Interview Checklist

So they’ve seen your CV, you have the skills and experience they are looking for, and now you have an interview. This is your chance to really show them who you are and what you can bring to the company. While feeling a little nervous is completely natural, here are a few interview tips to help you overcome your nerves and convince your interviewer that you’ll be a valuable additional to their organisation.

Preparation is Key

Research the company thoroughly in advance. Check out their website and any trade publications, make sure you at least know what business they are in. Read your CV and the job advert the night before your interview, and take them with you so that you can re-read them while you wait in reception and refer to them during your interview.

Why should they hire you?

Look at the job advert. Do they specify the qualities they are looking for? How do you meet these requirements? Be prepared to talk in depth about skills and experience that are relevant, and think about times in previous roles where you have demonstrated the required skills.
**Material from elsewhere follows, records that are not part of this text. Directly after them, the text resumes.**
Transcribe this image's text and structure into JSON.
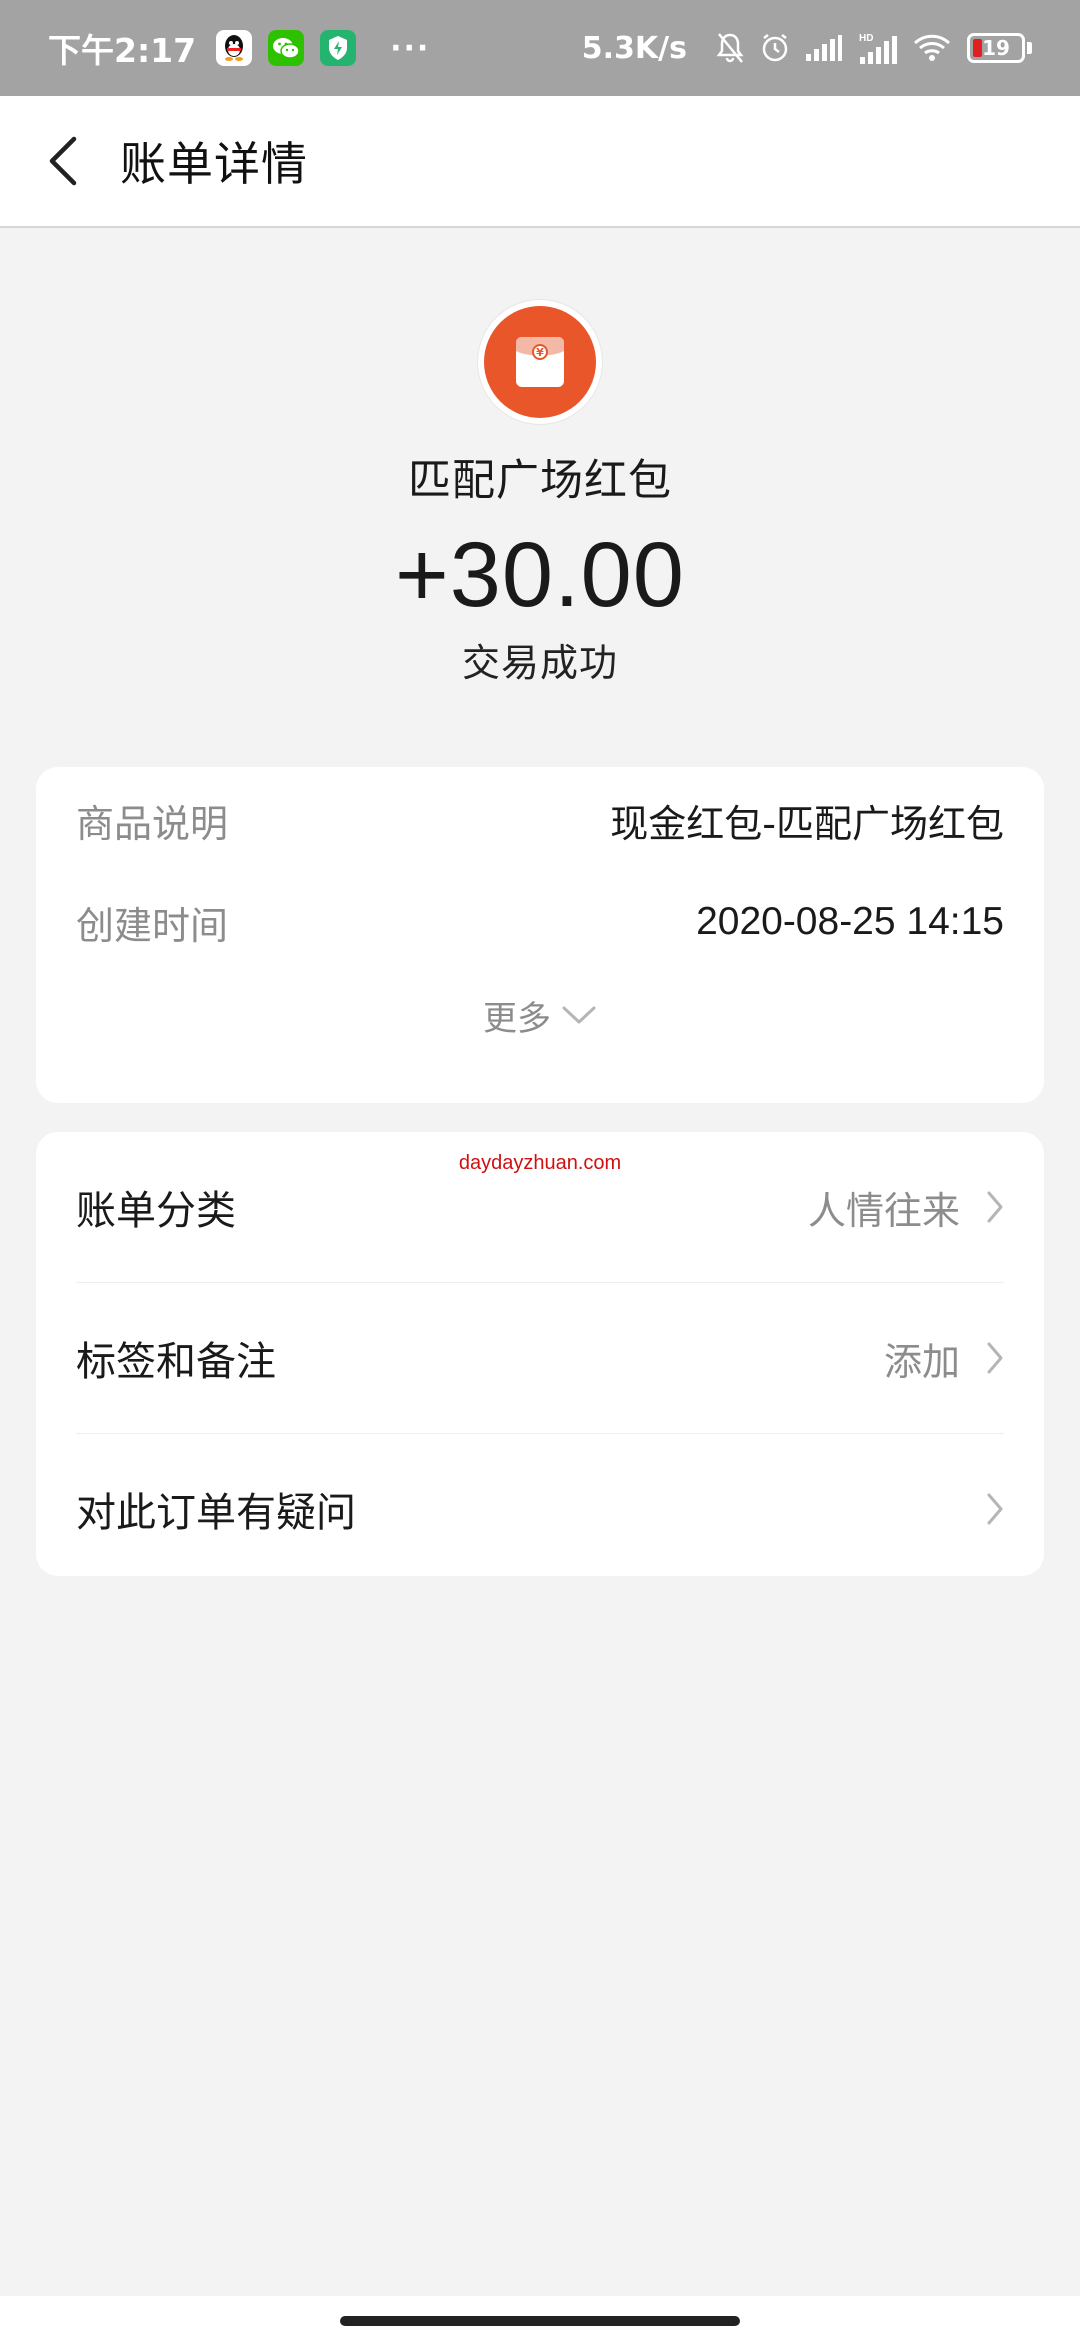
{
  "status_bar": {
    "time": "下午2:17",
    "dots": "···",
    "net_speed": "5.3K/s",
    "network_label": "HD",
    "battery_level": "19",
    "battery_fraction": 0.19,
    "apps": [
      "qq-icon",
      "wechat-icon",
      "security-shield-icon"
    ]
  },
  "header": {
    "title": "账单详情",
    "back_icon": "chevron-left-icon"
  },
  "transaction": {
    "merchant_name": "匹配广场红包",
    "logo_icon": "red-packet-icon",
    "logo_color": "#e8562a",
    "amount": "+30.00",
    "status": "交易成功"
  },
  "details": {
    "rows": [
      {
        "label": "商品说明",
        "value": "现金红包-匹配广场红包"
      },
      {
        "label": "创建时间",
        "value": "2020-08-25 14:15"
      }
    ],
    "more_label": "更多"
  },
  "menu": {
    "rows": [
      {
        "label": "账单分类",
        "value": "人情往来"
      },
      {
        "label": "标签和备注",
        "value": "添加"
      },
      {
        "label": "对此订单有疑问",
        "value": ""
      }
    ]
  },
  "watermark": "daydayzhuan.com",
  "colors": {
    "status_bar_bg": "#a3a3a3",
    "page_bg": "#f3f3f3",
    "battery_low": "#e02020",
    "watermark": "#d01010"
  }
}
Be Positive

Your interviewer is thinking about what you are like to work with and how you would fit into the team. Don’t say anything bad about your previous employer or colleagues (even if they were a nightmare!). Your interviewer wants someone who can handle a challenge professionally, with enthusiasm and a positive attitude.

Body Language

Don’t sit back with your arms folded, staring at the floor. Sit up straight with your hands rested gently on your lap. Make steady eye contact throughout your interview. Be animated when you talk and remember to smile!

The ‘Killer’ Question

Your interviewer is likely to ask you at least one ‘difficult’ question. ‘What is your biggest strength/weakness?’, ‘Tell me about a problem you encountered, and how you used your skills to overcome it.’ Google some common interview questions before your interview, and think about what your responses would be.

Ask Questions

Show interest. Ask your interviewer questions about their role, for example: How long have they been working there? What do they like best about working there? Do they feel that career progression is achievable within the company?

If you don’t understand the meaning of a particular question, ask them to clarify. Don’t be afraid to ask when you will hear whether or not you’ve been successful.

Remind Them!

Ask your interviewer for a business card and follow up with a thank you email. Say how much you enjoyed meeting them, how interested you are in the company and take the opportunity to remind them of the qualities that you could bring to the role.

Good luck with your interview!

The Daily Jobs Post